Items from an interface collection:
========

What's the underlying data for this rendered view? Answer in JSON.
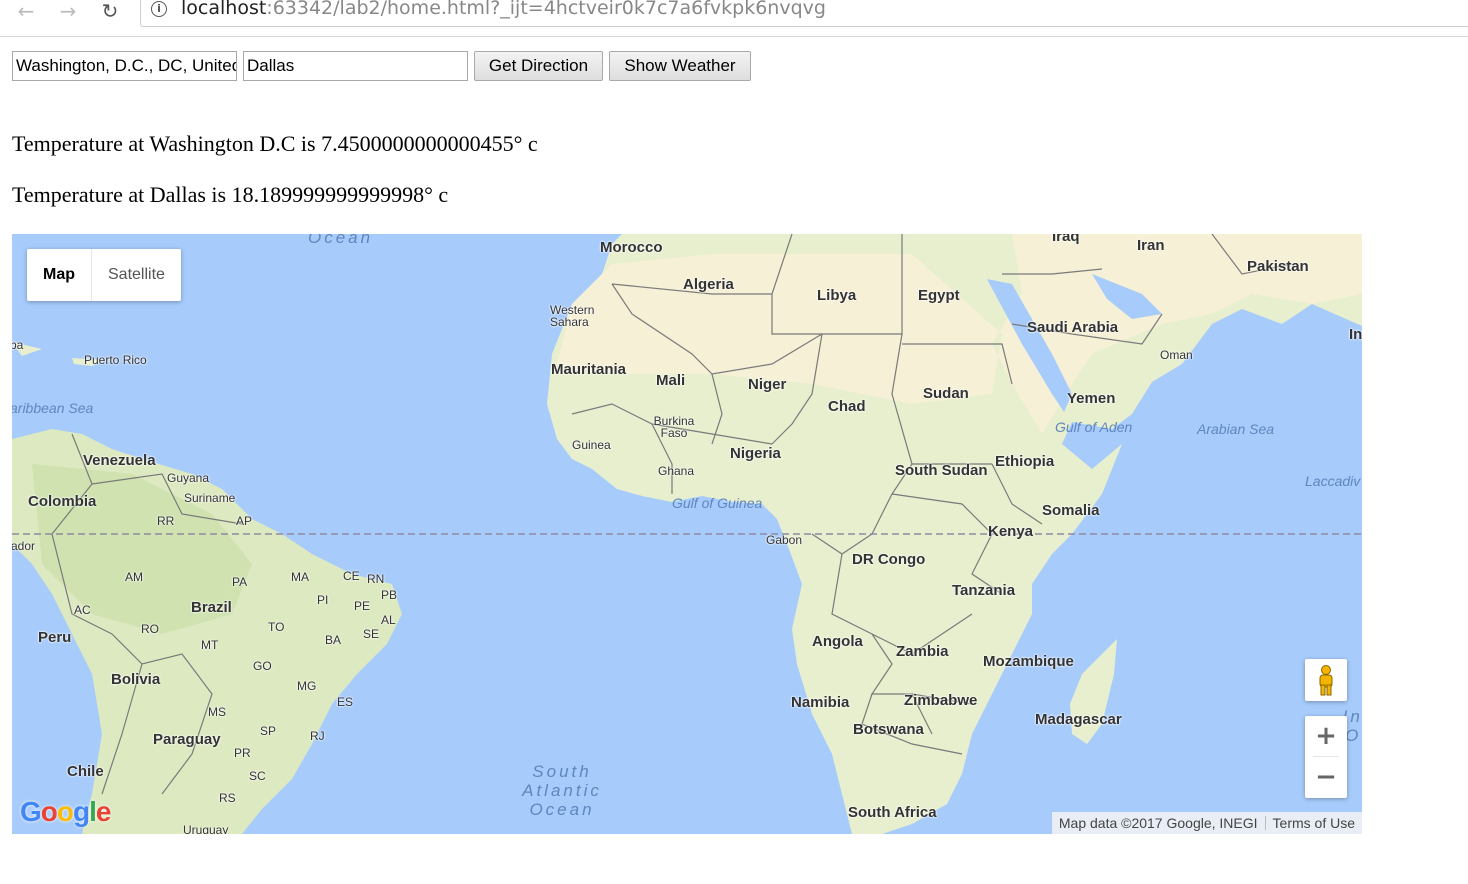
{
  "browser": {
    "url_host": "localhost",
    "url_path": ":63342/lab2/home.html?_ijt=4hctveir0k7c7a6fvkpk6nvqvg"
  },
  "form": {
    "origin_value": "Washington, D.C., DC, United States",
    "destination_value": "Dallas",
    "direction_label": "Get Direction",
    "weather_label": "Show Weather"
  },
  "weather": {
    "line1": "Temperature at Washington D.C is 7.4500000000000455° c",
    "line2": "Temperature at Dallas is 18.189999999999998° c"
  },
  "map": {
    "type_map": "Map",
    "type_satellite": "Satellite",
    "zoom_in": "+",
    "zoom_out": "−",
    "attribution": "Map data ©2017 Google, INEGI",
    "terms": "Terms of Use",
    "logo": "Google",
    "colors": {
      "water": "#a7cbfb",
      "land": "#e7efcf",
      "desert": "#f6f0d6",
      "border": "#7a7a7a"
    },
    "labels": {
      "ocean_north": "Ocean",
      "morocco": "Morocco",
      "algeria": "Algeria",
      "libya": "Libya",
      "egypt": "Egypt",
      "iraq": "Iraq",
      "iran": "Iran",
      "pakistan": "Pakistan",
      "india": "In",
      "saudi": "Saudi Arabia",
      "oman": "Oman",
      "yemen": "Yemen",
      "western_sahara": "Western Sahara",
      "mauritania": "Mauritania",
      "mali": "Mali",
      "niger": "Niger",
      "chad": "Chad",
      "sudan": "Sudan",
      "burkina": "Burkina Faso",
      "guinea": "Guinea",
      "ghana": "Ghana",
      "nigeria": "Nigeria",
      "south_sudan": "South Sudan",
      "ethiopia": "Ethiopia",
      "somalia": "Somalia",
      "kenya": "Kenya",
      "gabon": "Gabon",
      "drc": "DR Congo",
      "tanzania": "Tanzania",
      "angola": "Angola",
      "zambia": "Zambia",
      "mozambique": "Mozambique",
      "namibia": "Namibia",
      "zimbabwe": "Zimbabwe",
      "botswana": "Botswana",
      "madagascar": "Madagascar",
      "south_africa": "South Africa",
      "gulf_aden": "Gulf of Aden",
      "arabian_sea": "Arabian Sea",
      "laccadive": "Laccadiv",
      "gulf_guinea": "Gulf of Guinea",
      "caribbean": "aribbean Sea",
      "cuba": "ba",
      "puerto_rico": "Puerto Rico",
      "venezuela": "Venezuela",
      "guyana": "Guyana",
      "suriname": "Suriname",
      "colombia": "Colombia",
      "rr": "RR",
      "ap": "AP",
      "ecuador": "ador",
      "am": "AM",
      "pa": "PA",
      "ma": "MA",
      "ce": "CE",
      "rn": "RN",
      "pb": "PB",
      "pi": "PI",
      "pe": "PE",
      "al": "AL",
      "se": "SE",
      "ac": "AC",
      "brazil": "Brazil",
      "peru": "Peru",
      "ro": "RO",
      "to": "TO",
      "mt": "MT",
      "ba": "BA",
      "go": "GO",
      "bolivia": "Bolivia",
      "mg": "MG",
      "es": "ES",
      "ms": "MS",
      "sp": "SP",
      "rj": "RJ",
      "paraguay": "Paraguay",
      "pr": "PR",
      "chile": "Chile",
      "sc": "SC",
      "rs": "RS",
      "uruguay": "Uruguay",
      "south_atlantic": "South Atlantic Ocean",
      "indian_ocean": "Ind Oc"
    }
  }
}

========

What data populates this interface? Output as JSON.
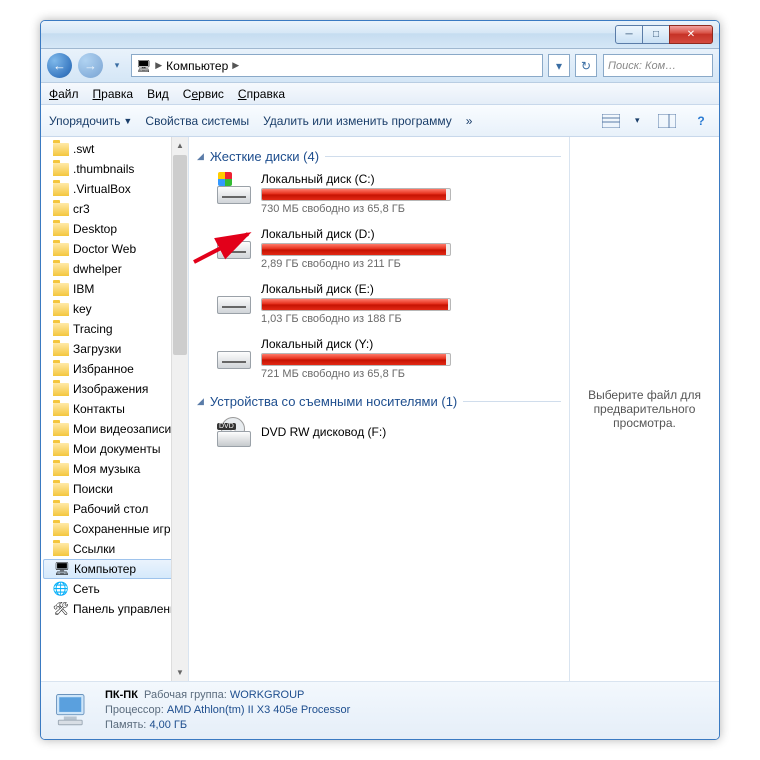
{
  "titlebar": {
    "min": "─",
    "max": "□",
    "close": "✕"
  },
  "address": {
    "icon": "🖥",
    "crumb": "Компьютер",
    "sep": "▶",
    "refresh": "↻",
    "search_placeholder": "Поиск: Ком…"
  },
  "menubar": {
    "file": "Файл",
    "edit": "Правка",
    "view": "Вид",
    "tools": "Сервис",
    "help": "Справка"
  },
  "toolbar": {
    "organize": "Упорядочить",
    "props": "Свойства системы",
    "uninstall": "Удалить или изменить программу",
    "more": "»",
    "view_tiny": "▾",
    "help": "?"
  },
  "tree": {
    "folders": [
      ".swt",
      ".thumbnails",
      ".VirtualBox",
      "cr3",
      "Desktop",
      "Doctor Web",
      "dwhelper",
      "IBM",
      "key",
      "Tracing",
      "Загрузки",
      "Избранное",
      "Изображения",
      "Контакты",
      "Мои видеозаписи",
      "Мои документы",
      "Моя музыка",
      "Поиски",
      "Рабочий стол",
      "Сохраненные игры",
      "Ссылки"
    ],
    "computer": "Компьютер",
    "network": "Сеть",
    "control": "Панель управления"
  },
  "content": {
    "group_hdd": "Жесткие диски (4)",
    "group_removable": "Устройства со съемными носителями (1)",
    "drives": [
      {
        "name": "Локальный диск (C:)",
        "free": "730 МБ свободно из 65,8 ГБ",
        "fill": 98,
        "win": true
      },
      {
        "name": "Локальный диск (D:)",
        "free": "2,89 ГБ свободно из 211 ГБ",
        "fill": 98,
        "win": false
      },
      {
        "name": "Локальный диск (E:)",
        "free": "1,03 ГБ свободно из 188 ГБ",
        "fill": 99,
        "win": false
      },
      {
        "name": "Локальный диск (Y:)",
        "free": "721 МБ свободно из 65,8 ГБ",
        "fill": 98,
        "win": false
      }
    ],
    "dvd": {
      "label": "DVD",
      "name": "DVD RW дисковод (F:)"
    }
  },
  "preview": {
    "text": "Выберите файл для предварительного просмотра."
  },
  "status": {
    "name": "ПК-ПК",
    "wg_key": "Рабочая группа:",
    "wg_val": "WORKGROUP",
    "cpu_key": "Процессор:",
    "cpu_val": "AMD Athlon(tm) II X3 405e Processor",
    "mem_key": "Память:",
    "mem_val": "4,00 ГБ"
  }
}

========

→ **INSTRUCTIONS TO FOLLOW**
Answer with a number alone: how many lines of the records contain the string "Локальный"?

→ **RESULT**
4